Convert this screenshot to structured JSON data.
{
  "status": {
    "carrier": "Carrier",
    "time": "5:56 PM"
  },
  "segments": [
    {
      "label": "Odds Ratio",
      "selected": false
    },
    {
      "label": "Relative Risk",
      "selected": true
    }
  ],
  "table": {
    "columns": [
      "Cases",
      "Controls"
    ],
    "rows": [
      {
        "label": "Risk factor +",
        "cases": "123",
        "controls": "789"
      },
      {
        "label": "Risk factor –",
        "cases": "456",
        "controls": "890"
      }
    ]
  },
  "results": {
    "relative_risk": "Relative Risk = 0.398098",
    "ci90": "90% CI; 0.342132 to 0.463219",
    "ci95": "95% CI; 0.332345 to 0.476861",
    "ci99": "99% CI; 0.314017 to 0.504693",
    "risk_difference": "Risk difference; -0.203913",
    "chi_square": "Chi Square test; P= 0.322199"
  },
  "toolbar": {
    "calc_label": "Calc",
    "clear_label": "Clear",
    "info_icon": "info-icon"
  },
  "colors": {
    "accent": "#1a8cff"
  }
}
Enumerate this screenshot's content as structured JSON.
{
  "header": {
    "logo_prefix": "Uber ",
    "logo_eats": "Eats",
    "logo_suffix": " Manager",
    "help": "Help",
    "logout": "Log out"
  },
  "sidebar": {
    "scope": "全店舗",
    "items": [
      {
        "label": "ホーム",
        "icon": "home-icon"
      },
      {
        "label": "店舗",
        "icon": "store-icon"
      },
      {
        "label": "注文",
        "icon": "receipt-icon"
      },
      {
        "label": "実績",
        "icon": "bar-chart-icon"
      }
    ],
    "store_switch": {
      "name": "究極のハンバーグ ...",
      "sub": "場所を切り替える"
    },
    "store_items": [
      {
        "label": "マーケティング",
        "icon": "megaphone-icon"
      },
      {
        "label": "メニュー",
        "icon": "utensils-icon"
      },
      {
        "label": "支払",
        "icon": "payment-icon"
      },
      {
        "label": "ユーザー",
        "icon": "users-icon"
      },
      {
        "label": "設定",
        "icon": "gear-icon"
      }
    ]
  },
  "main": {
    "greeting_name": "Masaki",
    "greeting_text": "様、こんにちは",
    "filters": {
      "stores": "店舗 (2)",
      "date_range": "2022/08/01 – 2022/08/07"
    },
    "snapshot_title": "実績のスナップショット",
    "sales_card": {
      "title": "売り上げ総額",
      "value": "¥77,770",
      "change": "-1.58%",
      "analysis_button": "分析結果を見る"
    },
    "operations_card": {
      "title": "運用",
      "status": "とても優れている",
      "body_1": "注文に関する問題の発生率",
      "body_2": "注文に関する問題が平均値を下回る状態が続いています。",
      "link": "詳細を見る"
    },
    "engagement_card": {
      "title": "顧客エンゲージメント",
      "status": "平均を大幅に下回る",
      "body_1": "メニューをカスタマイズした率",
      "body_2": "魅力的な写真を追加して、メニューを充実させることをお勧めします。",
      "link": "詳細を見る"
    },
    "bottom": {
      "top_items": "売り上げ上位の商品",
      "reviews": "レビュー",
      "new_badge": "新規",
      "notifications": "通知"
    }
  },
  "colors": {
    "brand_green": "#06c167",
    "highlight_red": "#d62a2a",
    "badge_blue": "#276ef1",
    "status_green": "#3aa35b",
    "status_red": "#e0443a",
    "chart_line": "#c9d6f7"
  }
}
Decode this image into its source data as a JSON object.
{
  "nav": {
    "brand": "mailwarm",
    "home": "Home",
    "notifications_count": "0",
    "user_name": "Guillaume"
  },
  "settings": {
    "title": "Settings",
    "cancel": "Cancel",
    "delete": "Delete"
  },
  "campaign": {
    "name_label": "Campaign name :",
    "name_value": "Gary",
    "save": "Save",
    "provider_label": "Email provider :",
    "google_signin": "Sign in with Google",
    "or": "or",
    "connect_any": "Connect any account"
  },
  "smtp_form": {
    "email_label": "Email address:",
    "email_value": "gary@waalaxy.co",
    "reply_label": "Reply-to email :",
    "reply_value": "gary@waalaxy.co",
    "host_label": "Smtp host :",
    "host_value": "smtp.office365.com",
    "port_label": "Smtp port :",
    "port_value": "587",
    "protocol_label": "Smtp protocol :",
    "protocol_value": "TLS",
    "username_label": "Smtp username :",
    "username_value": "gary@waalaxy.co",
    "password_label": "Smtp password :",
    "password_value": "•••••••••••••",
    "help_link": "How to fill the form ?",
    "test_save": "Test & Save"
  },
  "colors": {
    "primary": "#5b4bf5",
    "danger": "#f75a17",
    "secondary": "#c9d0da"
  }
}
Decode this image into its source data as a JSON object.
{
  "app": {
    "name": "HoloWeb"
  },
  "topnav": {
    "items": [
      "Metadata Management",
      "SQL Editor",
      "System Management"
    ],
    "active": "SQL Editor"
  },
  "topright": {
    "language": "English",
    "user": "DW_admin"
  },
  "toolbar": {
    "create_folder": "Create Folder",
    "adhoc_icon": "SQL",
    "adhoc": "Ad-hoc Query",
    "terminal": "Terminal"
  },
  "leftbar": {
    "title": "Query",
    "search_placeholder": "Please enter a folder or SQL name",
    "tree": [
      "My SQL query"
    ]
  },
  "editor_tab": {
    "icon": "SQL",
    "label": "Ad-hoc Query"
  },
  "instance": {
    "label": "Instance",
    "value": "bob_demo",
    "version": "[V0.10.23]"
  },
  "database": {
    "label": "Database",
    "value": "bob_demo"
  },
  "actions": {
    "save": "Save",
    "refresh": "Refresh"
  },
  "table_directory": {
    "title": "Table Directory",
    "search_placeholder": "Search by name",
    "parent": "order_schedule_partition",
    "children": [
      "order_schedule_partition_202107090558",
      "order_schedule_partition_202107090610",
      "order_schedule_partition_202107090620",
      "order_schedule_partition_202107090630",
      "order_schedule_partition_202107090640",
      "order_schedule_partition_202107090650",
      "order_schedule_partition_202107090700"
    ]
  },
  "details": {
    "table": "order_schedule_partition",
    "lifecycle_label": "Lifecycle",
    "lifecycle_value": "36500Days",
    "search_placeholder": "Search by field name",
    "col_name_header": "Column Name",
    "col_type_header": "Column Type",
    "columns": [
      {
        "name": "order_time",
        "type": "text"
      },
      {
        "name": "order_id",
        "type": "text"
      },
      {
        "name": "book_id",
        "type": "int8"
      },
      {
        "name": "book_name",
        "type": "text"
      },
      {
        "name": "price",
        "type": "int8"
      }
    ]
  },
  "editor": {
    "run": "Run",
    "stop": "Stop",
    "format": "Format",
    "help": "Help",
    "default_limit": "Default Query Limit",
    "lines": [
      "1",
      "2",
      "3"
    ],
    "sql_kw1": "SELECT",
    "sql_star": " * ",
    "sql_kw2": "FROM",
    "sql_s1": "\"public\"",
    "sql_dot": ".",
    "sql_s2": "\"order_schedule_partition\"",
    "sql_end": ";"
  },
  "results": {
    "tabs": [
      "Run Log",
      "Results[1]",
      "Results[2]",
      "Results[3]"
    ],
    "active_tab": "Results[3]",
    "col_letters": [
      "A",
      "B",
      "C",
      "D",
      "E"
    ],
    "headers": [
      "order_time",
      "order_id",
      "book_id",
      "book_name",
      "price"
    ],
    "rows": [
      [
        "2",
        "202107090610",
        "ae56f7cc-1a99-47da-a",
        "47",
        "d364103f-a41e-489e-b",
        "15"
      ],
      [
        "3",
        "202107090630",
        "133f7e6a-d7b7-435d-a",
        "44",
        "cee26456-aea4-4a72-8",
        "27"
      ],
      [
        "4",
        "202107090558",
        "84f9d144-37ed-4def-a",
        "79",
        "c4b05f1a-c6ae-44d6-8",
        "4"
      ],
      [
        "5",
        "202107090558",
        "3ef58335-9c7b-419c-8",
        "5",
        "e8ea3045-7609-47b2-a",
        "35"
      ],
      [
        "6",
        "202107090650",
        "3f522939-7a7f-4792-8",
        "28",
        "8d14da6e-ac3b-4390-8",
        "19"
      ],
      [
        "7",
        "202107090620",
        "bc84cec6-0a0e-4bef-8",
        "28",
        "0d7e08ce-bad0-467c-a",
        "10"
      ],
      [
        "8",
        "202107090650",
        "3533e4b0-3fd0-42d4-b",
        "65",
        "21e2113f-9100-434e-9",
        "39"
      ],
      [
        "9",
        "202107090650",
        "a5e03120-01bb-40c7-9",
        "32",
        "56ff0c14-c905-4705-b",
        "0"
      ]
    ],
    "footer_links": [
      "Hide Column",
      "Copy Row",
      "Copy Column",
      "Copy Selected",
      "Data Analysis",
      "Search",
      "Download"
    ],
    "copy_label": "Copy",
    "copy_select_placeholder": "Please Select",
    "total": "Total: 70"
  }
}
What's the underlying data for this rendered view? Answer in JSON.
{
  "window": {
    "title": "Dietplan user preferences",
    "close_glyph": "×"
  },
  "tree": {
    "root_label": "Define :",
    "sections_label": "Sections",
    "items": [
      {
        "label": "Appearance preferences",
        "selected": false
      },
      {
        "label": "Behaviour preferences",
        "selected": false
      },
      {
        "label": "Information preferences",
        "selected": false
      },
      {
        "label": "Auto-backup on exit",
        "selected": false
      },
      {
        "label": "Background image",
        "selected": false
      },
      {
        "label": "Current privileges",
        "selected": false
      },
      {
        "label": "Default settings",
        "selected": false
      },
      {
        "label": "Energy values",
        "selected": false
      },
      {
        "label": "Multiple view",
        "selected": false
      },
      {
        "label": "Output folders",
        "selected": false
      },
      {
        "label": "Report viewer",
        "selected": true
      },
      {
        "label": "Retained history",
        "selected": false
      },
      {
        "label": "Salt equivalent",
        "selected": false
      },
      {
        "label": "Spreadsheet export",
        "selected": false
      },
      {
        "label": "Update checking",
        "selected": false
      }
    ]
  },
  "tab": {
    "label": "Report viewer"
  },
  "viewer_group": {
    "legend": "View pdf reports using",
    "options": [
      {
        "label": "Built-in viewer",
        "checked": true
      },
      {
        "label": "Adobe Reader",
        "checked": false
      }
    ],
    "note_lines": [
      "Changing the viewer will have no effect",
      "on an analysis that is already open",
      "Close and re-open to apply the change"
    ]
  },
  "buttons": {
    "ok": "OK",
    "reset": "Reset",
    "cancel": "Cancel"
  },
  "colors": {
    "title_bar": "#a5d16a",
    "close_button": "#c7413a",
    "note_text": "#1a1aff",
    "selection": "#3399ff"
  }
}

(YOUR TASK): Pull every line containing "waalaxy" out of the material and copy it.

(EXERCISE ANSWER):
    "email_value": "gary@waalaxy.co",
    "reply_value": "gary@waalaxy.co",
    "username_value": "gary@waalaxy.co",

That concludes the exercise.